Psychometrics and Statistical Techniques
University of Groningen
Academic webpage Maximilian Linde
Back to Bayesics: Solving the Reproducibility Crisis in Biomedicine
An alarmingly high proportion of biomedical research findings cannot be replicated or prove to be exaggerated, attesting to the presence of a reproducibility crisis in biomedicine. There is a multitude of sources for this reproducibility crisis. A major culprit is the inappropriate usage and evaluation of statistics (Benjamin et al., 2018; van Ravenzwaaij & Ioannidis, 2017). In particular, replication failures are partly due to flawed statistical techniques and the unavailability of accessible and more proper methods. The biomedical literature is cluttered with applications of frequentist statistics (Chavalarias, Wallach, Li, & Ioannidis, 2016), despite its disadvantages and pitfalls (Benjamin et al., 2018; Goodman, 1999a, 1999b; Wagenmakers, 2007). Two of the most important problems are the following: First, frequentist statistics does not allow for the quantification of evidence in favor of the null hypothesis (e.g., Wasserstein & Lazar, 2016). Second, researchers employing frequentist statistical methods are obliged to adhere to an a priori determined sampling plan (e.g., Rouder, 2014). That is, it is not legitimate to decide to stop or continue data collection based on inspection of interim results because this practice leads to inflated type I error rates (Armitage, McPherson, & Rowe, 1969).

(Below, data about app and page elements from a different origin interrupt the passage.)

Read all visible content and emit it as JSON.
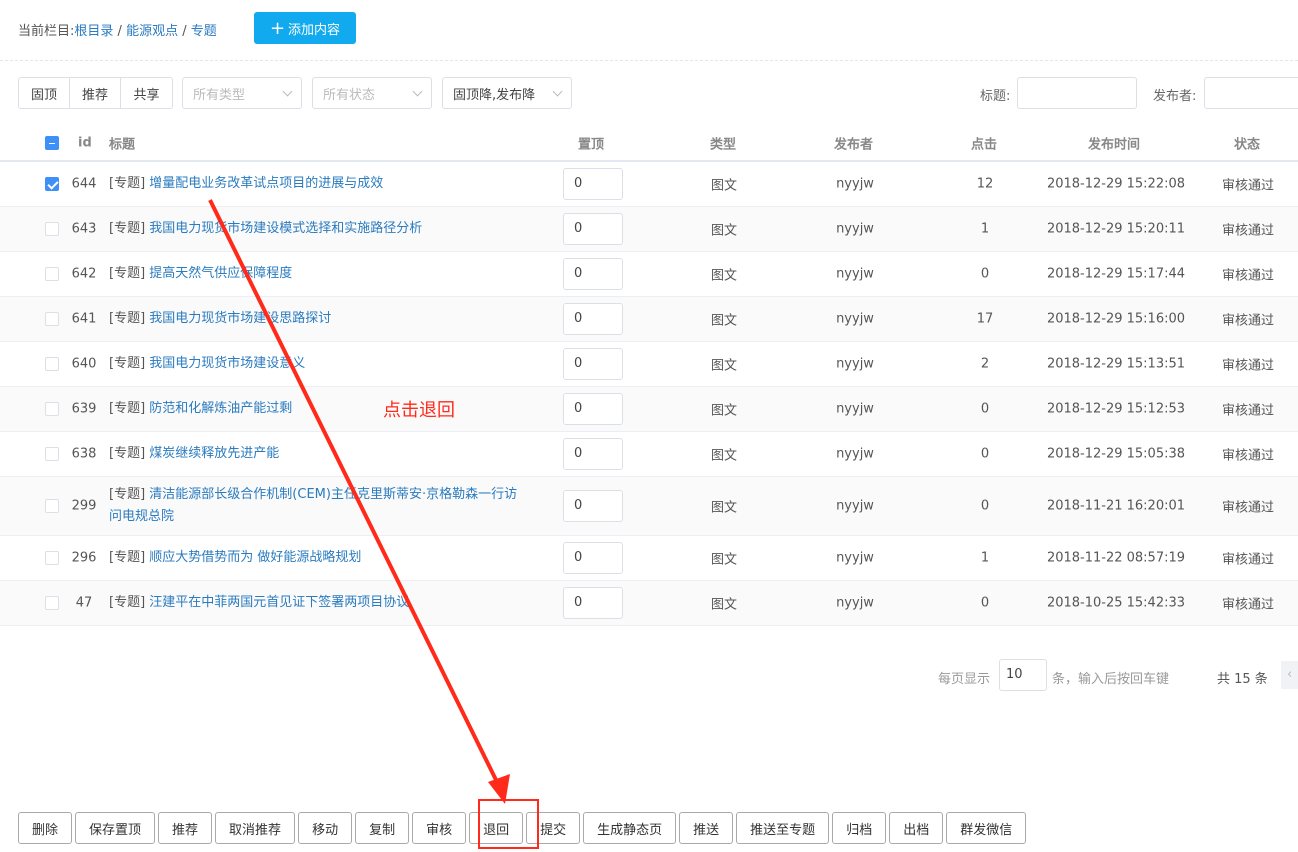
{
  "breadcrumb": {
    "prefix": "当前栏目:",
    "items": [
      "根目录",
      "能源观点",
      "专题"
    ],
    "sep": " / "
  },
  "add_button": {
    "icon": "plus-icon",
    "label": "添加内容"
  },
  "filters": {
    "segments": [
      "固顶",
      "推荐",
      "共享"
    ],
    "type_select": "所有类型",
    "status_select": "所有状态",
    "sort_select": "固顶降,发布降",
    "title_label": "标题:",
    "publisher_label": "发布者:"
  },
  "table": {
    "headers": {
      "id": "id",
      "title": "标题",
      "top": "置顶",
      "type": "类型",
      "publisher": "发布者",
      "clicks": "点击",
      "time": "发布时间",
      "status": "状态"
    },
    "rows": [
      {
        "checked": true,
        "id": "644",
        "tag": "[专题]",
        "title": "增量配电业务改革试点项目的进展与成效",
        "top": "0",
        "type": "图文",
        "publisher": "nyyjw",
        "clicks": "12",
        "time": "2018-12-29 15:22:08",
        "status": "审核通过"
      },
      {
        "checked": false,
        "id": "643",
        "tag": "[专题]",
        "title": "我国电力现货市场建设模式选择和实施路径分析",
        "top": "0",
        "type": "图文",
        "publisher": "nyyjw",
        "clicks": "1",
        "time": "2018-12-29 15:20:11",
        "status": "审核通过"
      },
      {
        "checked": false,
        "id": "642",
        "tag": "[专题]",
        "title": "提高天然气供应保障程度",
        "top": "0",
        "type": "图文",
        "publisher": "nyyjw",
        "clicks": "0",
        "time": "2018-12-29 15:17:44",
        "status": "审核通过"
      },
      {
        "checked": false,
        "id": "641",
        "tag": "[专题]",
        "title": "我国电力现货市场建设思路探讨",
        "top": "0",
        "type": "图文",
        "publisher": "nyyjw",
        "clicks": "17",
        "time": "2018-12-29 15:16:00",
        "status": "审核通过"
      },
      {
        "checked": false,
        "id": "640",
        "tag": "[专题]",
        "title": "我国电力现货市场建设意义",
        "top": "0",
        "type": "图文",
        "publisher": "nyyjw",
        "clicks": "2",
        "time": "2018-12-29 15:13:51",
        "status": "审核通过"
      },
      {
        "checked": false,
        "id": "639",
        "tag": "[专题]",
        "title": "防范和化解炼油产能过剩",
        "top": "0",
        "type": "图文",
        "publisher": "nyyjw",
        "clicks": "0",
        "time": "2018-12-29 15:12:53",
        "status": "审核通过"
      },
      {
        "checked": false,
        "id": "638",
        "tag": "[专题]",
        "title": "煤炭继续释放先进产能",
        "top": "0",
        "type": "图文",
        "publisher": "nyyjw",
        "clicks": "0",
        "time": "2018-12-29 15:05:38",
        "status": "审核通过"
      },
      {
        "checked": false,
        "id": "299",
        "tag": "[专题]",
        "title": "清洁能源部长级合作机制(CEM)主任克里斯蒂安·京格勒森一行访问电规总院",
        "top": "0",
        "type": "图文",
        "publisher": "nyyjw",
        "clicks": "0",
        "time": "2018-11-21 16:20:01",
        "status": "审核通过"
      },
      {
        "checked": false,
        "id": "296",
        "tag": "[专题]",
        "title": "顺应大势借势而为 做好能源战略规划",
        "top": "0",
        "type": "图文",
        "publisher": "nyyjw",
        "clicks": "1",
        "time": "2018-11-22 08:57:19",
        "status": "审核通过"
      },
      {
        "checked": false,
        "id": "47",
        "tag": "[专题]",
        "title": "汪建平在中菲两国元首见证下签署两项目协议",
        "top": "0",
        "type": "图文",
        "publisher": "nyyjw",
        "clicks": "0",
        "time": "2018-10-25 15:42:33",
        "status": "审核通过"
      }
    ]
  },
  "pagination": {
    "per_page_label": "每页显示",
    "per_page_value": "10",
    "hint": "条，输入后按回车键",
    "total": "共 15 条"
  },
  "actions": [
    "删除",
    "保存置顶",
    "推荐",
    "取消推荐",
    "移动",
    "复制",
    "审核",
    "退回",
    "提交",
    "生成静态页",
    "推送",
    "推送至专题",
    "归档",
    "出档",
    "群发微信"
  ],
  "annotation": {
    "text": "点击退回",
    "color": "#ff2a1a"
  }
}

Bayes factors (Jeffreys, 1961) express the relative likelihood of the data under the null and alternative hypotheses in the form of an odds ratio. For instance, if the Bayes factor is 15, the data are 15 times more likely to have occurred under the alternative hypothesis than under the null hypothesis. Conversely, a Bayes factor of 0.2 indicates that the data are 5 times (1/0.2) more likely under the null hypothesis than the alternative hypothesis. Therefore, it is possible to quantify evidence for both hypotheses in an intuitive way. Additionally, optional stopping and sequential testing bear no problems within the Bayesian framework (Rouder, 2014; Schönbrodt, Wagenmakers, Zehetleitner, & Perugini, 2017).
Although the basic theory of Bayesian statistics was developed centuries ago, it has been gaining traction within the scientific community for only a few decades (van de Schoot, Winter, Ryan, Zondervan-Zwijnenburg, & Depaoli, 2017). User-friendly software for Bayesian statistics is scarce, largely leaving Bayesian analyses to be a privilege for statistical experts. Fortunately, commencing efforts have been made to make Bayesian tools accessible for the wider audience. For instance, the ‘BayesFactor’ software (Morey & Rouder, 2018), written in R (R Core Team, 2019), enables researchers to calculate Bayes factors for various research designs. Available click-and-drop software include JASP (JASP Team, 2018) and Jamovi (The jamovi project, 2019). However, these tools are mainly developed for the social sciences. Many research designs that are common in biomedicine (e.g., superiority, equivalence, non-inferiority, survival, and relative risk designs) are not covered by these software packages. To rectify this problem, van Ravenzwaaij and colleagues (2019) developed the mathematical framework for the calculation of Bayes factors for superiority, equivalence, and non-inferiority designs. However, these tools still need to be implemented in a user-friendly software, so that a wide range of researchers can use them. Moreover, other common biomedical designs (e.g., survival analysis) need to be added to the collection of Bayesian tools implemented in the software.
The individual contents of this project will contribute to one overarching goal, which can be summarized under the following research question:
How can we properly quantify evidence for or against the efficacy of a treatment in biomedical research designs?
Biomedical data for superiority, equivalence, and non-inferiority trials are almost always analyzed within the frequentist framework, using null hypothesis significance testing and corresponding p-values (Chavalarias et al., 2016). To a large extent, this procedure is culpable for the prevailing reproducibility crisis in biomedicine. Due to the inherent limitations of the frequentist approach (Goodman, 1999a; van Ravenzwaaij et al., 2019; Wagenmakers, 2007), we propose that researchers use Bayesian statistical methods to analyze their data. Of course, to do this, researchers need proper and easy-to-use Bayesian tools. These tools will be developed and provided through this project.
Prof. dr. R.R. Meijer, dr. D. van Ravenzwaaij, dr. J.N. Tendeiro
VIDI fellowship grant dr. Don van Ravenzwaaij
1 September 2010 – 31 August 2023